High pressure centred over the UK will provide ideal atmospheric conditions over the next seven days to lift TV and radio signals to reach areas beyond their normal coverage zone.

As a result, incoming interference may cause temporary disruption to Freeview, DAB and FM signals. Northern areas are initially most at risk, followed by most of Eastern and coastal southern England during the course of the week.

The BBC has today advised that the issues are "caused by a zone of high pressure, which causes problems to the links between transmitters and increases interfering signals in the area, which results in poor reception."

Viewer in marginal signal areas are most at risk from interference.

FREEVIEW
On Freeview, interference may manifest itself through pixelation and signal drop-outs.
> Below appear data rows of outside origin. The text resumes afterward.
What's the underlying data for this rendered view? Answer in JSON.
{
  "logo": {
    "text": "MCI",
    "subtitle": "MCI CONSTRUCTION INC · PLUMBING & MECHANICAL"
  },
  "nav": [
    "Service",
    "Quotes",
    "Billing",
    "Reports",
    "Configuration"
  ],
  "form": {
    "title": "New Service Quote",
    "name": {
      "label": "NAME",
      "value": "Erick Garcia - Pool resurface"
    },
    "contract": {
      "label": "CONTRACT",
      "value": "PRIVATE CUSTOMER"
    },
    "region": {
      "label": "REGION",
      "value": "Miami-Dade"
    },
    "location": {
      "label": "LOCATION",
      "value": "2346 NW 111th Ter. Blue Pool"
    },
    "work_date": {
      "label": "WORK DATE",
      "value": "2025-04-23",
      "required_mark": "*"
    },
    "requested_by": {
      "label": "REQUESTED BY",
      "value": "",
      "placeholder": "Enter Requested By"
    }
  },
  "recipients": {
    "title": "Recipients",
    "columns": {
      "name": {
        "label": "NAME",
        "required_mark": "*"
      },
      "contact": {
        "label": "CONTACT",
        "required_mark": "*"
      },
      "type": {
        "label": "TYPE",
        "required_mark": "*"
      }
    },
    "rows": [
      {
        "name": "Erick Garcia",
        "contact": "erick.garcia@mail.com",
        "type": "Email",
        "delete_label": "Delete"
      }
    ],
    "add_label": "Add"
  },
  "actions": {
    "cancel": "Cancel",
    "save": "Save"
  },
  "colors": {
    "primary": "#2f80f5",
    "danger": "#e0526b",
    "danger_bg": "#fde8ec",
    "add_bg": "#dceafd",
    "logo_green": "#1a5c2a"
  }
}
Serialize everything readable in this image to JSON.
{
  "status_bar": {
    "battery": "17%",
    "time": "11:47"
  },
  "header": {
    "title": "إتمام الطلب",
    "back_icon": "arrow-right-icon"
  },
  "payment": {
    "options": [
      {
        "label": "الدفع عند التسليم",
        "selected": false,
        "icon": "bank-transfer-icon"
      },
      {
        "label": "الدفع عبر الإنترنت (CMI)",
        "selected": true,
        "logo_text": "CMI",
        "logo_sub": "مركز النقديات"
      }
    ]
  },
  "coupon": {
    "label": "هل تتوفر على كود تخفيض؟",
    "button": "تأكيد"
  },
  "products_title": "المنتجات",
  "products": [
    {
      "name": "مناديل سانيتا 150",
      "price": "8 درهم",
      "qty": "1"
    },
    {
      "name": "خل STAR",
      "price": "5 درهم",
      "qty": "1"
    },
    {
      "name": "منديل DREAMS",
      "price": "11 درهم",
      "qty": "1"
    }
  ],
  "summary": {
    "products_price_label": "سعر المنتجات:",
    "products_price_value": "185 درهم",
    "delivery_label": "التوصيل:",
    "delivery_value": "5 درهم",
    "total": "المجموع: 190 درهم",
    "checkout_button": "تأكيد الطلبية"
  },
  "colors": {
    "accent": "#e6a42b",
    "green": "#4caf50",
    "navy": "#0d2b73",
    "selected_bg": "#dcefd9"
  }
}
Viewers are advised not to retune, as this may cause channels to disappear completely from the channel list and the receiver may inadvertently receive other distant signals or wrong regional versions that will disappear when conditions change.

There are no frequency changes planned during the World Cup, and the only channel changes scheduled are relatively minor, including the Sewing Quarter moving to channel 73 during the course of the 26th June and the addition of BBC Red Button streams on Freeview HD, YouView and Freeview Play compatible devices.

Not all services might be affected in any given location, with the main five channels and offshoots generally being allocated the clearest, strongest signals in each area.

The BBC-funded Radio and Television Investigation Service offers more information about weather related reception problems here. It advises that the problems will go away automatically when the weather conditions change.

Viewers who are frequently affected by weather-related reception trouble may wish to consider cable, satellite or internet-based alternatives.

FM AND DAB
Atmospheric conditions may result in you receiving more distant stations, even continental radio stations when tuning your device. Local stations may experience temporary distortion, including drop-outs and bubbling sounds on DAB.

While it may be the wrong type of weather for regular TV and radio reception, radio enthusiasts will take the opportunity to see how many distant broadcasts they can receive in the coming days, with airwaves full of signals from across Europe.